Three Virginia Tech seniors researched how drones could identify soil moisture for a class project in School of Plant and Environmental Sciences Professor Kang Xia’s Monitoring and Analysis of the Environment course.
Matt Darrah, Grady Hesse, and Ryan Humphry were introduced to precision agriculture as a management practice where autonomous survey devices are sent out to collect land and soil samples to routinely identify areas that need supplemental nutrients.
“We saw there was work done in the past with drones to look at differences in vegetation, but we didn’t see anything on predicting soil moisture levels and soil organic matter contents,” said Hesse, of Berryville, Va., an environmental science graduate.
They wondered if this could be replicated with a drone.
“That could be groundbreaking,” said Darrah, of Las Vegas, Nev., and an environmental science graduate. “On top of it being cool to fly drones, we thought we could partake in potentially revolutionary research as undergraduates.”
The study investigated Soil Adjusted Vegetation Index (SAVI) and Normalized Difference Vegetation Index (NDVI) data, two spectral indices for soil, gathered from drones to determine the moisture levels of bare soil.

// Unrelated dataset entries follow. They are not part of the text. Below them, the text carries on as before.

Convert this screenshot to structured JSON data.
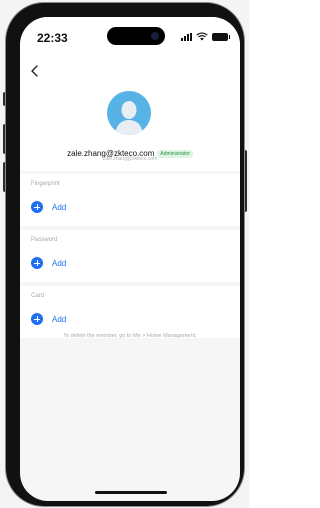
{
  "status_bar": {
    "time": "22:33"
  },
  "user": {
    "email": "zale.zhang@zkteco.com",
    "role_badge": "Administrator",
    "sub_email": "zale.zhang@zkteco.com"
  },
  "sections": [
    {
      "title": "Fingerprint",
      "add_label": "Add"
    },
    {
      "title": "Password",
      "add_label": "Add"
    },
    {
      "title": "Card",
      "add_label": "Add"
    }
  ],
  "footer_note": "To delete the member, go to Me > Home Management.",
  "colors": {
    "accent": "#1f6ff0",
    "avatar": "#57b2e6",
    "badge_text": "#2d8f4a",
    "badge_bg": "#def5e3"
  },
  "icons": [
    "back-chevron-icon",
    "avatar-icon",
    "plus-circle-icon",
    "signal-icon",
    "wifi-icon",
    "battery-icon"
  ]
}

Homefield Farm, a partnership between Dining Services and the College of Agriculture and Life Sciences and the only certified organic operation owned by a university in Virginia, was the site of the students’ research. The six-acre, student-run farm is located eight miles west of the Blacksburg campus and provides about 50,000 pounds of fresh produce to dining centers and Homefield’s farm stand on campus. The farm is part of Virginia Tech’s College Farm Operation, which also includes Kentland Farm.
“With all the help of the faculty and staff involved, it made this a meaningful research project for us,” Darrah said.
The students determined that more work is needed on this front, particularly the development of proper indices for soil properties, including soil moisture. The trio found that the correlation between their NDVI and SAVI data sets was insignificant and not strong enough for reliable use.
At the end of the semester, the group – along with the other students in the course – shared these results and findings via Zoom. The group discussed their aerial images and how they correlated the results.
“My favorite part of the project was when we saw our results,” said Humphry, of Yorktown, Va., also an environmental science graduate. “We saw that we might be right in some aspects and wrong in others. But I think it was impressive just to see what we were able to accomplish in just one semester during a pandemic.”